▶ _HOW TO COMPLETE THIS TASK_:
Go through the data and copy each line that holds "property".

[[ DATA FOR THE TASK, beginning ]]

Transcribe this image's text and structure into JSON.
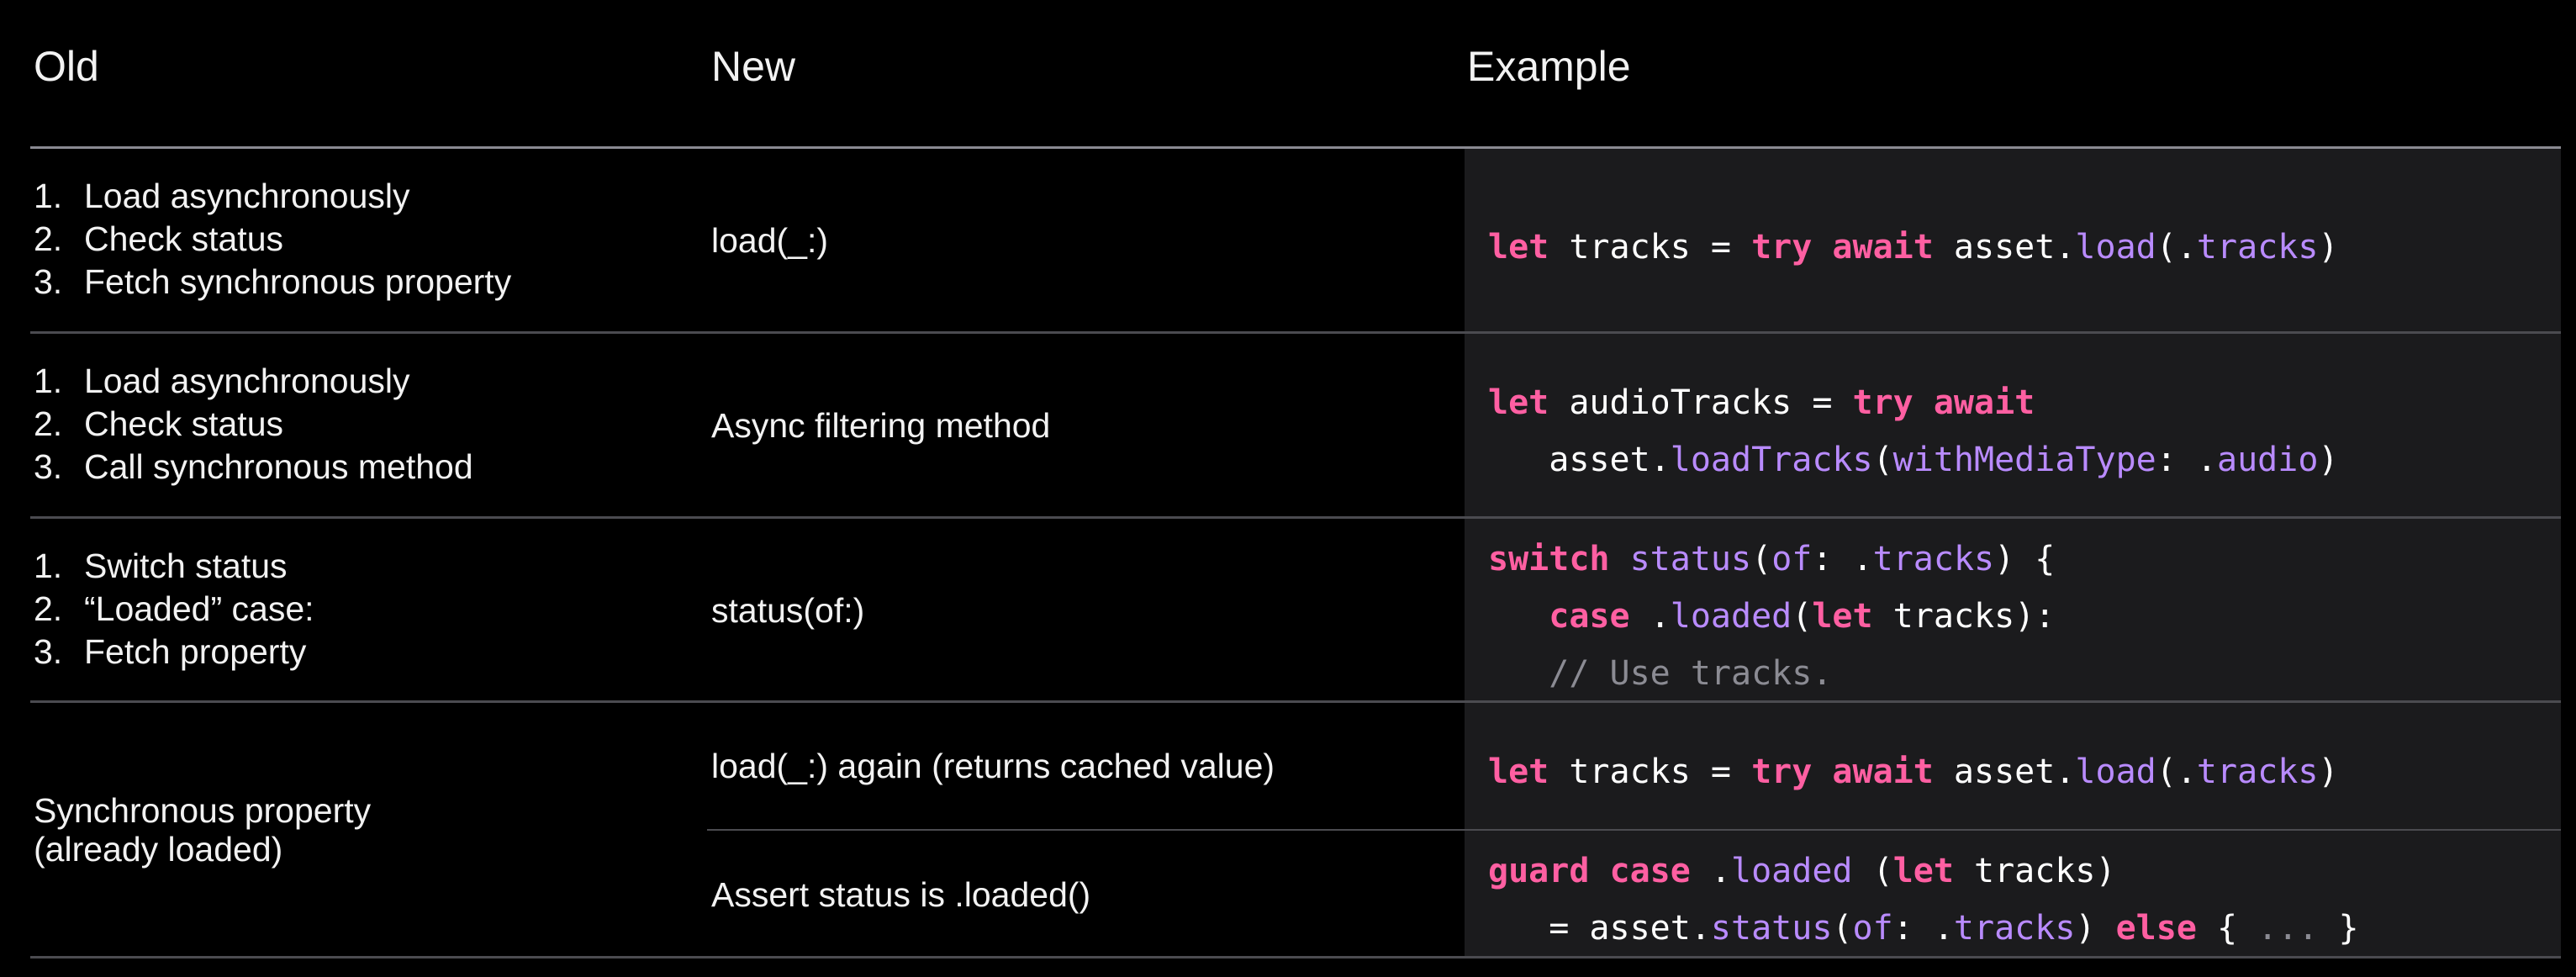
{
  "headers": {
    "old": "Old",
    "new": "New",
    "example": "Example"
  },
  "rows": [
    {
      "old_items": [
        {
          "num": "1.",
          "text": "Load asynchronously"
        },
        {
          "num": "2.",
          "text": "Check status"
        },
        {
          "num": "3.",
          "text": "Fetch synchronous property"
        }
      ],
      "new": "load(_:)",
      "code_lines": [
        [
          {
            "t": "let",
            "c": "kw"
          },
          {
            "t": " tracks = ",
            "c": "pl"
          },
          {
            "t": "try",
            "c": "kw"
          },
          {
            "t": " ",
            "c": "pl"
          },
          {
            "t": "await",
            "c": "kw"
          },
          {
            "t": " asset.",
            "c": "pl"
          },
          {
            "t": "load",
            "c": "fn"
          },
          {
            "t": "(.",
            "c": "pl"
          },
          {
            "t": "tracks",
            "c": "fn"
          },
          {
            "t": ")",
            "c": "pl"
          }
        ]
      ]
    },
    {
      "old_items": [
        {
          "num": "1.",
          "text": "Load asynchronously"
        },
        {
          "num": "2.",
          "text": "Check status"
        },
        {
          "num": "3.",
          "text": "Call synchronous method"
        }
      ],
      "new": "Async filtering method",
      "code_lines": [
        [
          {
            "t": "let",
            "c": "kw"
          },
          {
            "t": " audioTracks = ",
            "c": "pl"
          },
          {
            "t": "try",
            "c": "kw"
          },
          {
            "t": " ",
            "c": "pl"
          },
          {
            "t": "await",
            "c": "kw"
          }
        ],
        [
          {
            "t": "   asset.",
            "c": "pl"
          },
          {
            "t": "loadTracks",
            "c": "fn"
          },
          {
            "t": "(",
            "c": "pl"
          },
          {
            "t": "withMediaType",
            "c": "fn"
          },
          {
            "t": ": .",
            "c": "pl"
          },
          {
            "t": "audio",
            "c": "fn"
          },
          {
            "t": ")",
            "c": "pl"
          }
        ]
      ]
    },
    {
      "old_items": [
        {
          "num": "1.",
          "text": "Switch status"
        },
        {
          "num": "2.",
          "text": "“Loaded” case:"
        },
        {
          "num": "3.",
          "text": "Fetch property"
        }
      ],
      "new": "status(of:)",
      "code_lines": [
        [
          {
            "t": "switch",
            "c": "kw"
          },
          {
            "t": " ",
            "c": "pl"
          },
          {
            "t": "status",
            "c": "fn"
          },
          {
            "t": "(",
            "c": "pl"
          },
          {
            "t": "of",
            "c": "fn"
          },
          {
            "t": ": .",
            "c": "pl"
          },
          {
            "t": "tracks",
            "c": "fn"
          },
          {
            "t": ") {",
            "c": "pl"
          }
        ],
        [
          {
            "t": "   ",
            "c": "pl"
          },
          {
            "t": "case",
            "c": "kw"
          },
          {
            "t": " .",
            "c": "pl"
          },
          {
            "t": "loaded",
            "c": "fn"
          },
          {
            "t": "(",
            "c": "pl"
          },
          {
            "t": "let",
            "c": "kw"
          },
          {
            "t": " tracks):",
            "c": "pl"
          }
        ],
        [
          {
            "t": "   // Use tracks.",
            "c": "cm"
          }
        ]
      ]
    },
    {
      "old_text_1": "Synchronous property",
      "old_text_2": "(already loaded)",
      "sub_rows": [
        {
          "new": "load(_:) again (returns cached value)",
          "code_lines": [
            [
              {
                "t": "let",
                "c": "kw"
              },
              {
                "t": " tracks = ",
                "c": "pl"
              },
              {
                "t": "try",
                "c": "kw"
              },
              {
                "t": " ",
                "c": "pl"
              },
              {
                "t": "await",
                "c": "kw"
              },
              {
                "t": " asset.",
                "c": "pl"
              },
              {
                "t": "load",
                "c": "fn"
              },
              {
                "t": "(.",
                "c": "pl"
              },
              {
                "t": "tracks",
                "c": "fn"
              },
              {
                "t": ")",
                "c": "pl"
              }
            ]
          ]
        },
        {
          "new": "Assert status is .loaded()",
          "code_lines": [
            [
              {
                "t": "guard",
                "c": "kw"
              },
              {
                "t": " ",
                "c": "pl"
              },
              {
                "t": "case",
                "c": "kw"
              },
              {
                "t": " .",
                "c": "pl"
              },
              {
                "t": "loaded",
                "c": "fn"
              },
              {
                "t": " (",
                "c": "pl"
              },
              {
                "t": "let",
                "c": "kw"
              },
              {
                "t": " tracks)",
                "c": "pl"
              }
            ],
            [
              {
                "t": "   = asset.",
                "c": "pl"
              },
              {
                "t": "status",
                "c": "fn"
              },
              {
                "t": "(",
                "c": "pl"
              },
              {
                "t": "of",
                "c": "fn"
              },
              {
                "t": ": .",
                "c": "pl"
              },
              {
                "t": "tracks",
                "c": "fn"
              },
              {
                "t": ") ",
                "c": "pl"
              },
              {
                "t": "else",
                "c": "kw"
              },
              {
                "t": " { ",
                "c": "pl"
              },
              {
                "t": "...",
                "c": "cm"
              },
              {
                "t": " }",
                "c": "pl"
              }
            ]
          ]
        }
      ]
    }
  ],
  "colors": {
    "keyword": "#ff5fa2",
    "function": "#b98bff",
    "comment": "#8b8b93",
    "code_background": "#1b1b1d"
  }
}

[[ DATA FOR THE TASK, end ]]

▶ _RESULT OF THE TASK_:
          "text": "Fetch synchronous property"
          "text": "Fetch property"
      "old_text_1": "Synchronous property",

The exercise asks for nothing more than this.